• _Data shown_:
--

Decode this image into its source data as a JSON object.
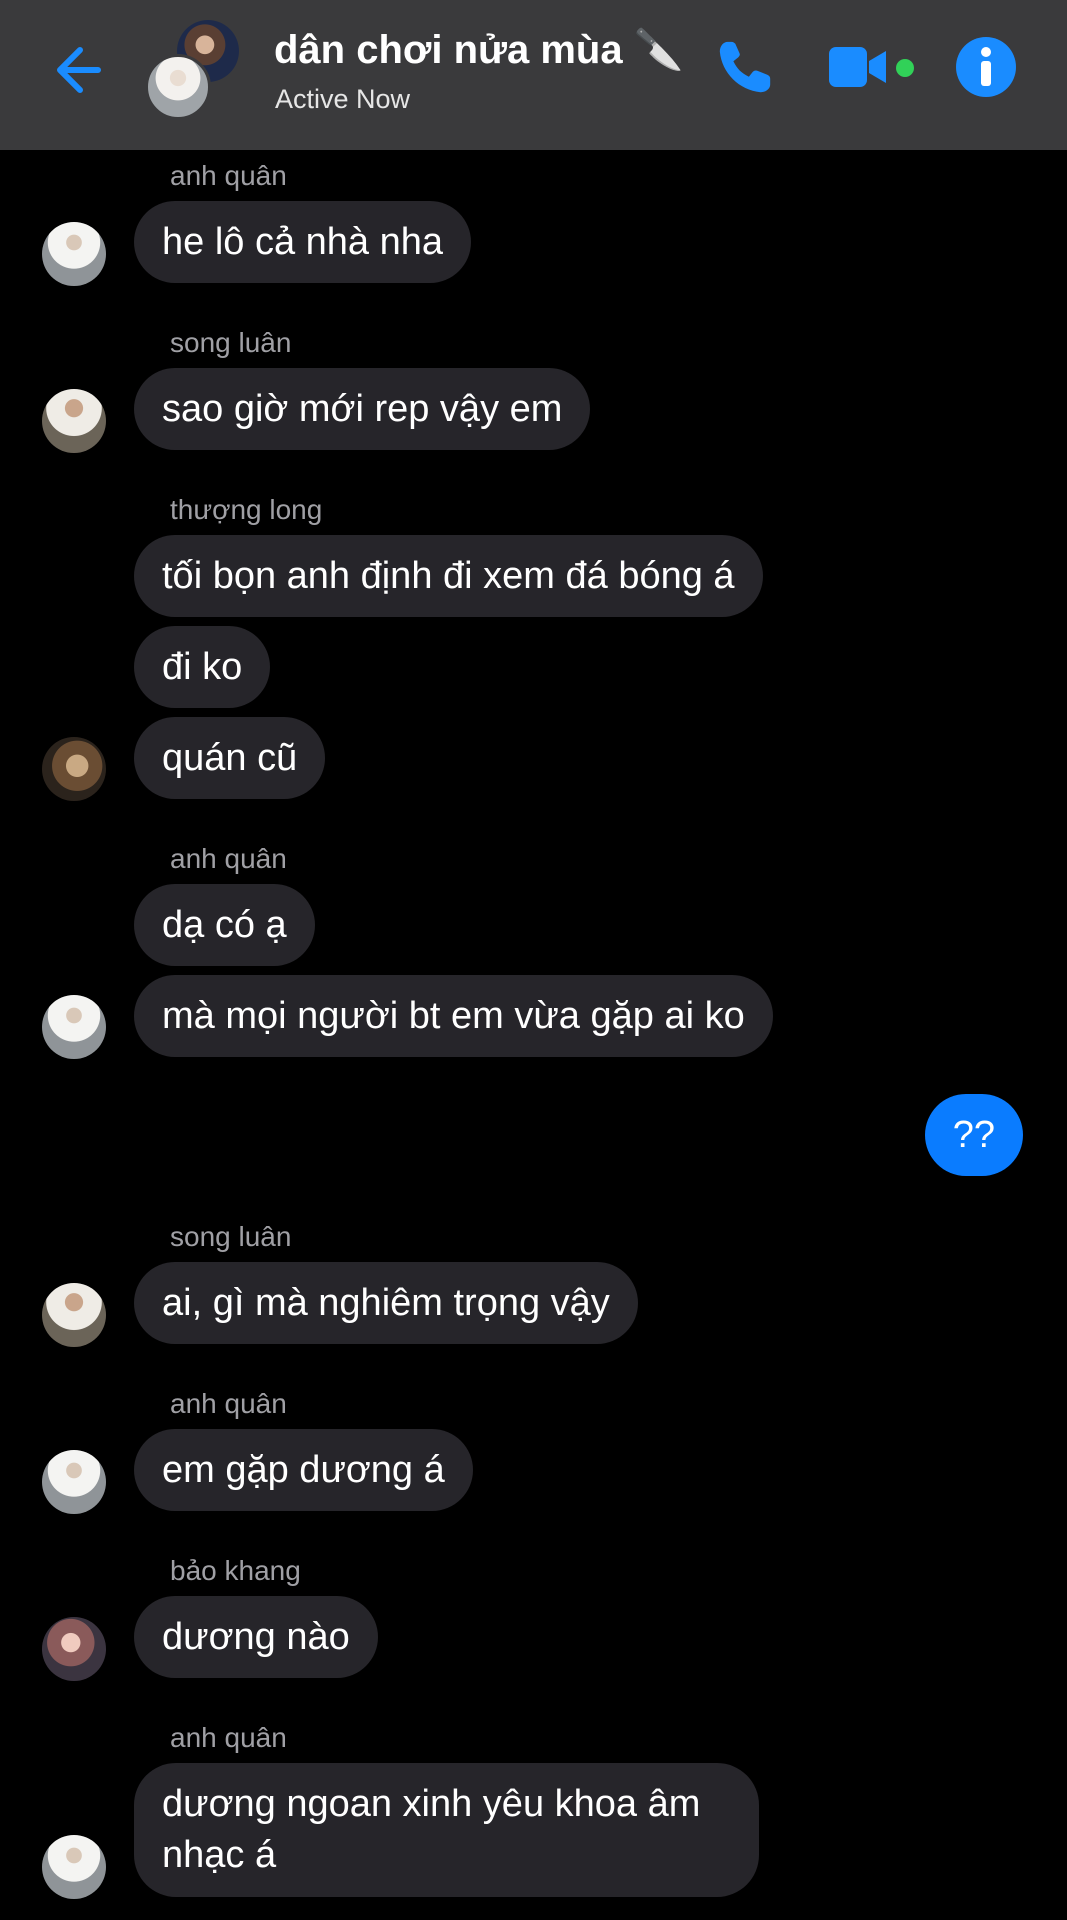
{
  "header": {
    "title": "dân chơi nửa mùa",
    "title_emoji": "🔪",
    "status": "Active Now",
    "colors": {
      "accent": "#0a84ff",
      "online": "#31d158",
      "background": "#3a3a3c"
    }
  },
  "messages": [
    {
      "sender": "anh quân",
      "text": "he lô cả nhà nha"
    },
    {
      "sender": "song luân",
      "text": "sao giờ mới rep vậy em"
    },
    {
      "sender": "thượng long",
      "texts": [
        "tối bọn anh định đi xem đá bóng á",
        "đi ko",
        "quán cũ"
      ]
    },
    {
      "sender": "anh quân",
      "texts": [
        "dạ có ạ",
        "mà mọi người bt em vừa gặp ai ko"
      ]
    },
    {
      "sender": "me",
      "text": "??"
    },
    {
      "sender": "song luân",
      "text": "ai, gì mà nghiêm trọng vậy"
    },
    {
      "sender": "anh quân",
      "text": "em gặp dương á"
    },
    {
      "sender": "bảo khang",
      "text": "dương nào"
    },
    {
      "sender": "anh quân",
      "text": "dương ngoan xinh yêu khoa âm nhạc á"
    }
  ],
  "colors": {
    "incoming_bubble": "#26252a",
    "outgoing_bubble": "#0a7cff",
    "sender_label": "#a0a0a5",
    "background": "#000000"
  }
}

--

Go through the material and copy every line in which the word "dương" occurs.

• _Answer to this problem_:
      "text": "em gặp dương á"
      "text": "dương nào"
      "text": "dương ngoan xinh yêu khoa âm nhạc á"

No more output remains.